Amazon agreed to give merchants operating in the European Union more access to valuable real estate on its website, the European Commission said last Tuesday.
This is part of a deal that ends antitrust investigations by regulators who said the company had used its size and power to stifle competition in the bloc.
The settlement helps Amazon avoid what could have been a multibillion-dollar fine, while giving the European Commission, the EU’s executive branch, a victory in delivering long-sought changes to the world’s dominant online shopping platform.
Under the deal, the company will also be barred from using non-public information it gathers about independent merchants to inform Amazon’s own product choices.
The deal is an attempt to put more guardrails between Amazon’s roles as a digital storefront that many merchants depend on to reach customers and as a maker of products that often compete with those outside sellers.
The dual roles have created a conflict of interest, critics say, allowing Amazon to favour its own products and services over small rivals that have few other ways to reach customers online.
“Today’s decision sets new rules for how Amazon operates its business in Europe,” said Ms Margrethe Vestager, the European Commission’s executive vice-president who oversees digital policy and antitrust enforcement. “Amazon can no longer abuse its dual role and will have to change several business practices.”
She added: “Competing independent retailers and carriers, as well as consumers, will benefit.”
An Amazon spokesman said the company was “pleased that we have addressed the European Commission’s concerns”.
“While we continue to disagree with several of the preliminary conclusions the European Commission made, we have engaged constructively to ensure that we can continue to serve customers across Europe and support the 225,000 European small and medium-sized businesses selling through our stores,” added the spokesman.
Already seen as the world’s most active regulator of the tech industry, the EU is now acting even more aggressively.
On Dec 19, antitrust regulators brought charges against Meta that could result in billions of dollars’ worth of fines for anticompetitive practices related to its marketplace service for selling goods.

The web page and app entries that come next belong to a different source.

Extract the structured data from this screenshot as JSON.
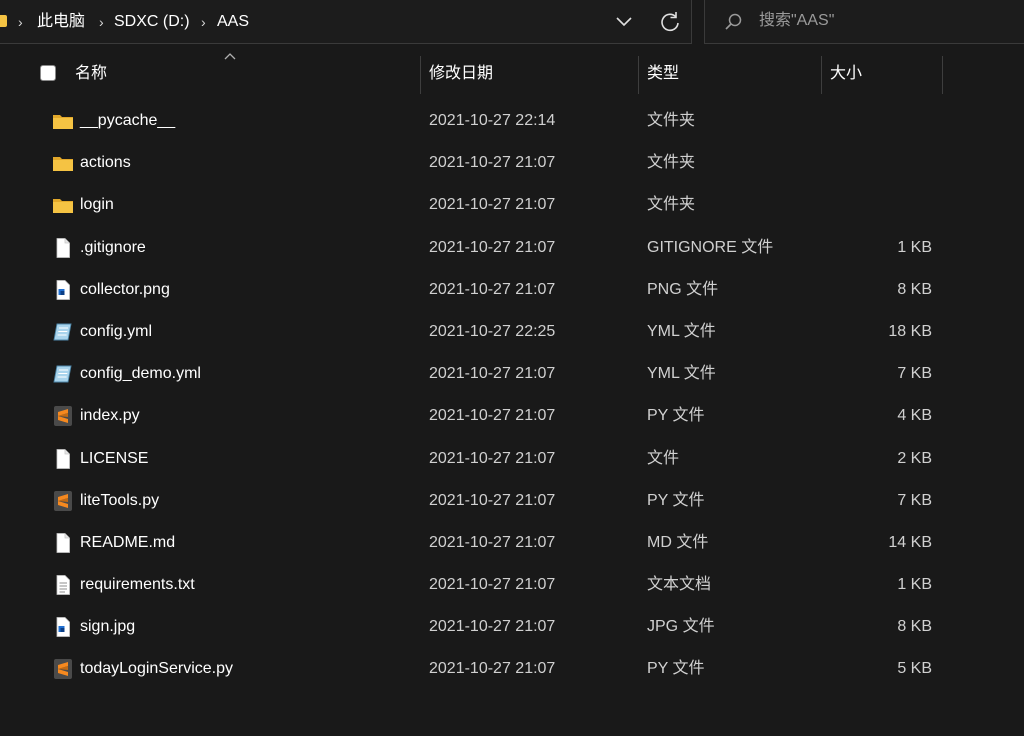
{
  "address": {
    "crumbs": [
      "此电脑",
      "SDXC (D:)",
      "AAS"
    ],
    "separator": "›"
  },
  "search": {
    "placeholder": "搜索\"AAS\""
  },
  "columns": {
    "name": "名称",
    "date": "修改日期",
    "type": "类型",
    "size": "大小"
  },
  "files": [
    {
      "name": "__pycache__",
      "date": "2021-10-27 22:14",
      "type": "文件夹",
      "size": "",
      "icon": "folder-icon"
    },
    {
      "name": "actions",
      "date": "2021-10-27 21:07",
      "type": "文件夹",
      "size": "",
      "icon": "folder-icon"
    },
    {
      "name": "login",
      "date": "2021-10-27 21:07",
      "type": "文件夹",
      "size": "",
      "icon": "folder-icon"
    },
    {
      "name": ".gitignore",
      "date": "2021-10-27 21:07",
      "type": "GITIGNORE 文件",
      "size": "1 KB",
      "icon": "file-icon"
    },
    {
      "name": "collector.png",
      "date": "2021-10-27 21:07",
      "type": "PNG 文件",
      "size": "8 KB",
      "icon": "image-file-icon"
    },
    {
      "name": "config.yml",
      "date": "2021-10-27 22:25",
      "type": "YML 文件",
      "size": "18 KB",
      "icon": "yml-file-icon"
    },
    {
      "name": "config_demo.yml",
      "date": "2021-10-27 21:07",
      "type": "YML 文件",
      "size": "7 KB",
      "icon": "yml-file-icon"
    },
    {
      "name": "index.py",
      "date": "2021-10-27 21:07",
      "type": "PY 文件",
      "size": "4 KB",
      "icon": "sublime-file-icon"
    },
    {
      "name": "LICENSE",
      "date": "2021-10-27 21:07",
      "type": "文件",
      "size": "2 KB",
      "icon": "file-icon"
    },
    {
      "name": "liteTools.py",
      "date": "2021-10-27 21:07",
      "type": "PY 文件",
      "size": "7 KB",
      "icon": "sublime-file-icon"
    },
    {
      "name": "README.md",
      "date": "2021-10-27 21:07",
      "type": "MD 文件",
      "size": "14 KB",
      "icon": "file-icon"
    },
    {
      "name": "requirements.txt",
      "date": "2021-10-27 21:07",
      "type": "文本文档",
      "size": "1 KB",
      "icon": "text-file-icon"
    },
    {
      "name": "sign.jpg",
      "date": "2021-10-27 21:07",
      "type": "JPG 文件",
      "size": "8 KB",
      "icon": "image-file-icon"
    },
    {
      "name": "todayLoginService.py",
      "date": "2021-10-27 21:07",
      "type": "PY 文件",
      "size": "5 KB",
      "icon": "sublime-file-icon"
    }
  ],
  "colors": {
    "background": "#191919",
    "folder": "#f5c343",
    "sublime": "#f6891f",
    "text": "#ffffff"
  }
}
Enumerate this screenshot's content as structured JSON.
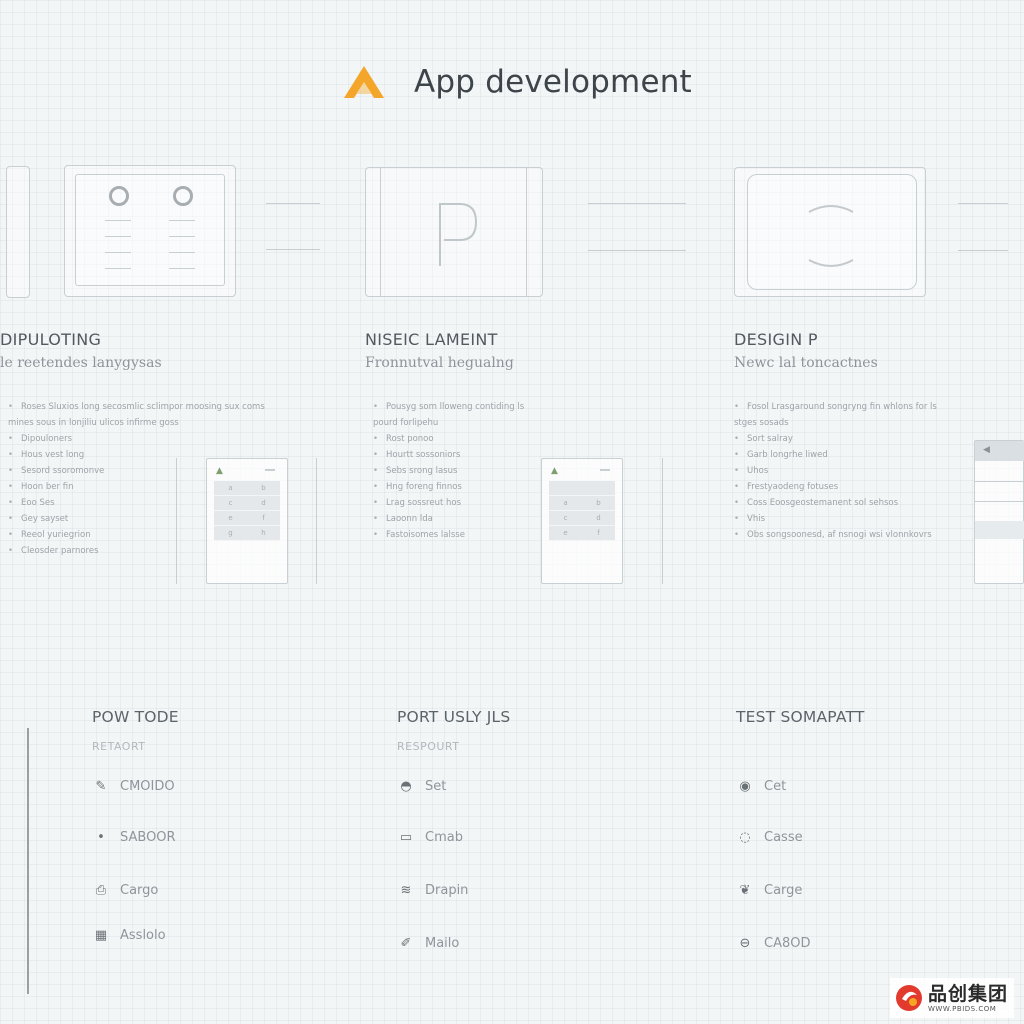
{
  "header": {
    "title": "App development",
    "logo_icon": "triangle-logo-icon",
    "accent": "#f4a62a"
  },
  "columns": [
    {
      "title": "DIPULOTING",
      "subtitle": "le reetendes lanygysas",
      "bullets": [
        "Roses Sluxios long secosmlic sclimpor moosing sux coms mines sous in lonjiliu ulicos infirme goss",
        "Dipouloners",
        "Hous vest long",
        "Sesord ssoromonve",
        "Hoon ber fin",
        "Eoo Ses",
        "Gey sayset",
        "Reeol yuriegrion",
        "Cleosder parnores"
      ]
    },
    {
      "title": "NISEIC LAMEINT",
      "subtitle": "Fronnutval hegualng",
      "bullets": [
        "Pousyg som lloweng contiding ls pourd forlipehu",
        "Rost ponoo",
        "Hourtt sossoniors",
        "Sebs srong lasus",
        "Hng foreng finnos",
        "Lrag sossreut hos",
        "Laoonn lda",
        "Fastoisomes lalsse"
      ]
    },
    {
      "title": "DESIGIN P",
      "subtitle": "Newc lal toncactnes",
      "bullets": [
        "Fosol Lrasgaround songryng fin whlons for ls stges sosads",
        "Sort salray",
        "Garb longrhe liwed",
        "Uhos",
        "Frestyaodeng fotuses",
        "Coss Eoosgeostemanent sol sehsos",
        "Vhis",
        "Obs songsoonesd, af nsnogi wsi vlonnkovrs"
      ]
    }
  ],
  "phones": [
    {
      "keys": [
        "a",
        "b",
        "c",
        "d",
        "e",
        "f",
        "g",
        "h"
      ]
    },
    {
      "keys": [
        "",
        "",
        "a",
        "b",
        "c",
        "d",
        "e",
        "f"
      ]
    }
  ],
  "sections": [
    {
      "title": "POW TODE",
      "subtitle": "RETAORT",
      "rows": [
        {
          "icon": "pencil-icon",
          "glyph": "✎",
          "label": "CMOIDO"
        },
        {
          "icon": "dot-icon",
          "glyph": "•",
          "label": "SABOOR"
        },
        {
          "icon": "printer-icon",
          "glyph": "⎙",
          "label": "Cargo"
        },
        {
          "icon": "grid-icon",
          "glyph": "▦",
          "label": "Asslolo"
        }
      ]
    },
    {
      "title": "PORT USLY JLS",
      "subtitle": "RESPOURT",
      "rows": [
        {
          "icon": "helmet-icon",
          "glyph": "◓",
          "label": "Set"
        },
        {
          "icon": "window-icon",
          "glyph": "▭",
          "label": "Cmab"
        },
        {
          "icon": "wave-icon",
          "glyph": "≋",
          "label": "Drapin"
        },
        {
          "icon": "pen-icon",
          "glyph": "✐",
          "label": "Mailo"
        }
      ]
    },
    {
      "title": "TEST SOMAPATT",
      "subtitle": "",
      "rows": [
        {
          "icon": "disc-icon",
          "glyph": "◉",
          "label": "Cet"
        },
        {
          "icon": "ring-icon",
          "glyph": "◌",
          "label": "Casse"
        },
        {
          "icon": "leaf-icon",
          "glyph": "❦",
          "label": "Carge"
        },
        {
          "icon": "circle-icon",
          "glyph": "⊖",
          "label": "CA8OD"
        }
      ]
    }
  ],
  "watermark": {
    "cn": "品创集团",
    "url": "WWW.PBIDS.COM"
  }
}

Apple and Google are also under investigation for possible antitrust violations.
Companies are also racing to comply with new EU laws that target the tech sector and take effect by 2024. The rules give regulators even more authority to crack down on what are seen as anticompetitive business practices and force social media companies to police user-generated content more actively.
The Amazon deal announced last Tuesday closely tracks a preliminary deal announced in July. Under the settlement, Amazon has agreed to:
– give independent merchants equal access to the Buy Box – the purchase area with prominent buttons on a product’s listing that prompt customers to “Buy Now” or “Add to Cart”. Amazon said it would create a second offer box if there was a sufficient difference in price or time of delivery;
– stop using non-public data about merchants that sell on its website, including sales terms, revenue and inventory, that Amazon could use to make decisions about what competing products to create, sell and promote; and
– allow outside sellers to participate in Amazon’s Prime programme even if they do not use Amazon’s logistics business, if they meet certain standards for delivery and service reliability.
The settlement lasts for five years and legally applies only to Amazon’s operations in the EU.
- This article originally appeared in The New York Times.